21 Sep 2022 — Food and farming firms at the highest level may stand to lose up to a quarter of their shareholder value by 2030 if they fall short in their efforts to halt deforestation. Unlike one-off cyclical shocks, a delegation of COP26 and UN actors warns this will be a “permanent, non-cyclical loss” if companies do not act now to protect value.
At the Climate Week in New York, COP26 President Alok Sharma alongside UN Climate Change High-Level Champions, Nigel Topping and Dr. Mahmoud Mohieldin, urged all financial institutions to exact “credible progress” in climate action by 2025.
Forecasting potential value loss as “equivalent in scale to the 2008 financial crisis,” they further pinpoint that markets are currently failing to adequately price in the financial impact of accelerated land use for farming.
These warnings are growingly prevalent in light of endemic food chain issues reported over recent weeks, including last month’s “worst drought in 500 years” drying out food trade in Europe and acute shortages of important commodities, like coffee, in South America.
The analysis warns that individual firms at the center of the global food supply system could lose up to 26% of their value by 2030 – equivalent to US$150 billion in losses to investors.
To feasibly limit global temperature increases to 1.5 degrees, commodity-driven deforestation must end by 2025. “We’re seeing some leadership from investors on nature and deforestation, but frankly, not enough,” concedes Topping.
“Over 30 financial institutions with more than US$8.7 trillion in assets under management have already signed the financial sector commitment letter on eliminating commodity-driven deforestation, with a target date of 2025,” he notes.
“These leaders are showing what’s possible, and as our new analysis underlines, protecting themselves against financial, regulatory and reputational risk in their portfolios.”
Up to nearly a quarter of a trillion in losses
The UN-backed Race to Zero campaign has released a new report that models the financial impact of climate transition risks for 40 “systemically significant” food, land and agriculture companies worth US$2 trillion.
The analysis warns that individual firms at the center of the global food supply system could lose up to 26% of their value by 2030, with a sector average hit of over 7%.
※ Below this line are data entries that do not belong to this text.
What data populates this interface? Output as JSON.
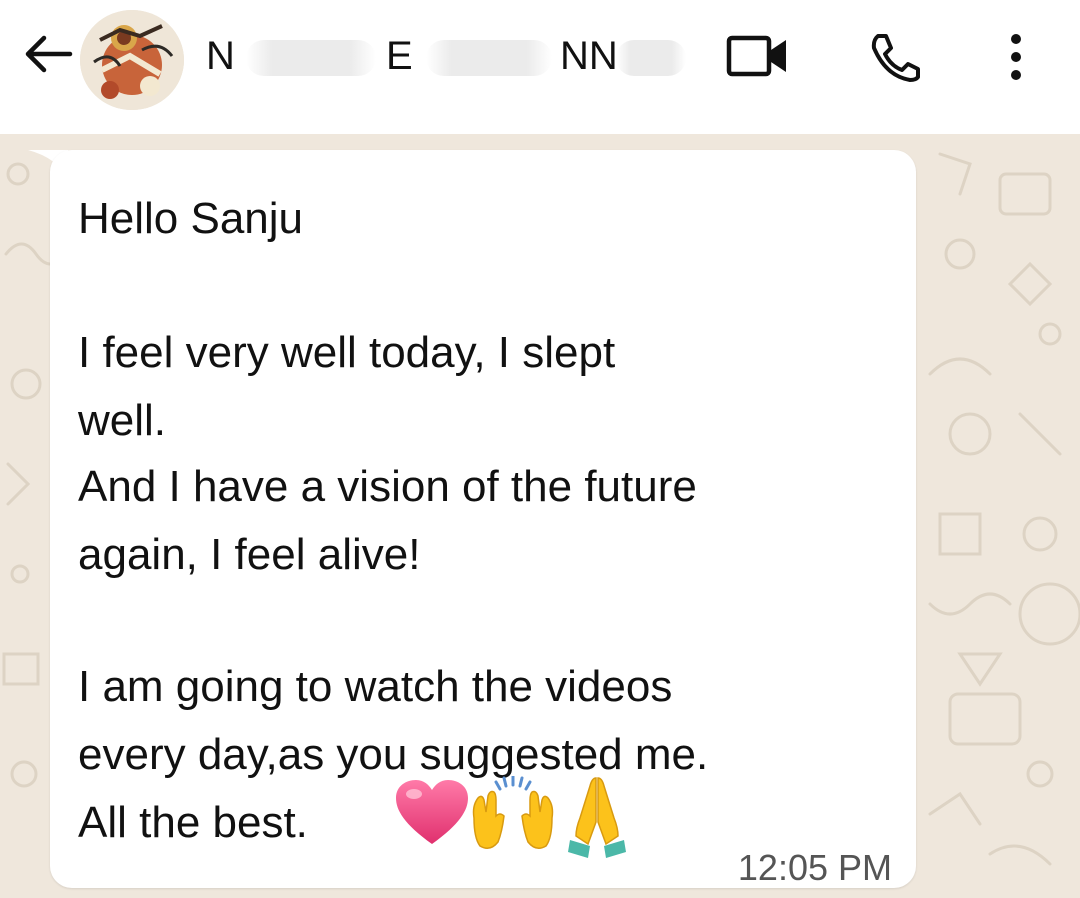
{
  "header": {
    "contact_name_parts": [
      "N",
      "E",
      "NN"
    ],
    "icons": {
      "back": "back-arrow-icon",
      "video": "video-call-icon",
      "call": "voice-call-icon",
      "menu": "more-options-icon"
    }
  },
  "message": {
    "lines": [
      "Hello Sanju",
      "",
      "I feel very well today, I slept",
      "well.",
      "And I have a vision of the future",
      "again, I feel alive!",
      "",
      "I am going to watch the videos",
      "every day,as you suggested me.",
      "All the best."
    ],
    "emojis": [
      "heart-emoji",
      "raising-hands-emoji",
      "folded-hands-emoji"
    ],
    "time": "12:05 PM"
  },
  "colors": {
    "chat_background": "#efe7dc",
    "bubble": "#ffffff",
    "header": "#ffffff",
    "text": "#111111",
    "timestamp": "#555555"
  }
}
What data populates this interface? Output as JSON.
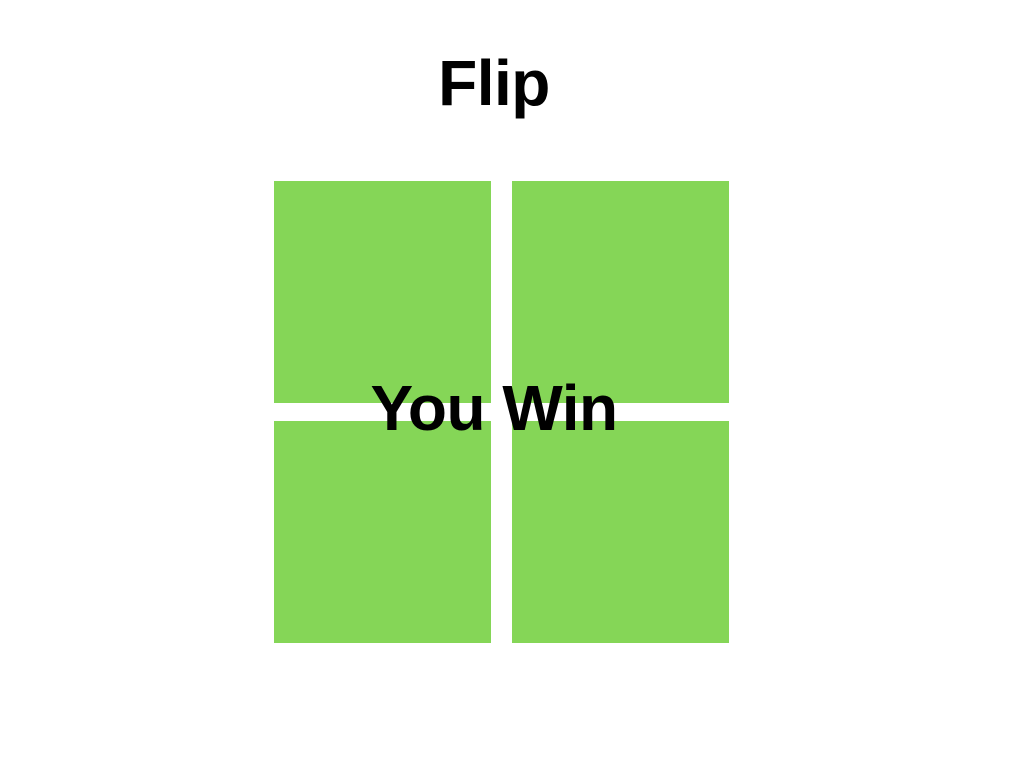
{
  "game": {
    "title": "Flip",
    "status_message": "You Win"
  },
  "board": {
    "rows": 2,
    "cols": 2,
    "tile_color": "#85d657",
    "tiles": [
      {
        "state": "flipped"
      },
      {
        "state": "flipped"
      },
      {
        "state": "flipped"
      },
      {
        "state": "flipped"
      }
    ]
  }
}
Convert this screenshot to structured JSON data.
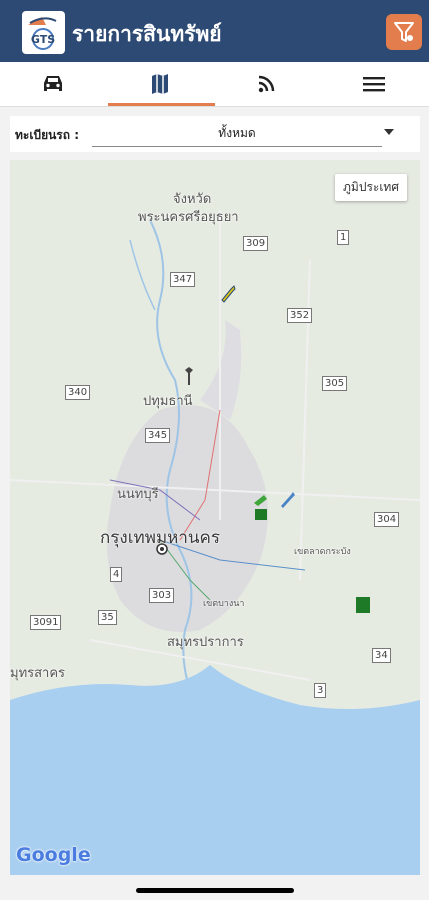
{
  "header": {
    "title": "รายการสินทรัพย์",
    "logo_text": "GTS"
  },
  "tabs": [
    {
      "icon": "car-icon"
    },
    {
      "icon": "map-icon",
      "active": true
    },
    {
      "icon": "rss-icon"
    },
    {
      "icon": "menu-icon"
    }
  ],
  "filter": {
    "label": "ทะเบียนรถ :",
    "selected": "ทั้งหมด"
  },
  "map": {
    "terrain_button": "ภูมิประเทศ",
    "labels": {
      "ayutthaya_1": "จังหวัด",
      "ayutthaya_2": "พระนครศรีอยุธยา",
      "pathum_thani": "ปทุมธานี",
      "nonthaburi": "นนทบุรี",
      "bangkok": "กรุงเทพมหานคร",
      "lat_krabang": "เขตลาดกระบัง",
      "bang_na": "เขตบางนา",
      "samut_prakan": "สมุทรปราการ",
      "samut_sakhon": "มุทรสาคร"
    },
    "shields": {
      "r309": "309",
      "r1": "1",
      "r347": "347",
      "r352": "352",
      "r340": "340",
      "r305": "305",
      "r345": "345",
      "r304": "304",
      "r4": "4",
      "r303": "303",
      "r3091": "3091",
      "r35": "35",
      "r34": "34",
      "r3": "3"
    },
    "attribution": "Google"
  },
  "colors": {
    "header_bg": "#2c4a73",
    "accent": "#e37d4e",
    "water": "#a9cff0",
    "land": "#e6ebe2"
  }
}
This estimate is equivalent to US$150 billion in losses to investors.
A separate paper published by Race to Zero earlier this year found that without much greater action, over 90% of major forest, land and agriculture companies committed to net-zero are at risk of missing their targets because of a lack of progress on tropical deforestation, which is critical to reducing emissions from these sectors.
These companies are responsible for one-fifth of global emissions. Moreover, half of that comes from deforestation and land conversion.
recent analysis led by the UN has warned that major agriculture companies committed to net-zero could have “little to no chance” of meeting their climate commitments – eliciting responses from the CEOs of Nestlé and Unilever in June.Adding weight to the issue, other
“Due to the unique role of deforestation in driving emissions, and the role of the standing forest and terrestrial ecosystems in mitigating carbon, the financial sector must front load its transition to net zero, with a swift move away from deforestation-related emissions,” stresses Sharma.
Silver lining for early actors
On a positive front, analysis indicates that “rapid and effective” company responses – such as introducing more sustainable food products in new markets, raising operational efficiencies and sourcing directly from deforestation-free markets – can protect value, “mitigating all potential losses.”
Early movers who accelerate the transition by developing solutions for a net zero and nature-positive future stand to gain a share of the US$4.5 trillion opportunity that will accompany, for example, the entrance of biofertilizers into new markets, scale-up of alternative proteins, and nature-based carbon credits.
Examples of recently introduced tech-driven approaches to tackling deforestation include Barry Callebaut’s polygon mapping to bolster sustainable cocoa, alongside new scientific advancements in the cultivation of cell-based ingredients made without traditional farming inputs.
“The new research underscores the critical role nature must play in how we – as investors – understand risk and spot opportunities. The reality is stark: nature risk is fast becoming an integral factor to investment risk,” concludes Schroders Group CEO Peter Harrison.
“By COP27 in November, we need investors and businesses to help accelerate the shift to a more resilient economy by investing in high-integrity carbon credits supporting nature-based solutions which put smallholders, indigenous peoples and local communities at the center,” urges Dr. Mohieldin.
By Benjamin Ferrer
To contact our editorial team please email us at
If you found this article valuable, you may wish to receive our newsletters.
Subscribe now to receive the latest news directly into your inbox.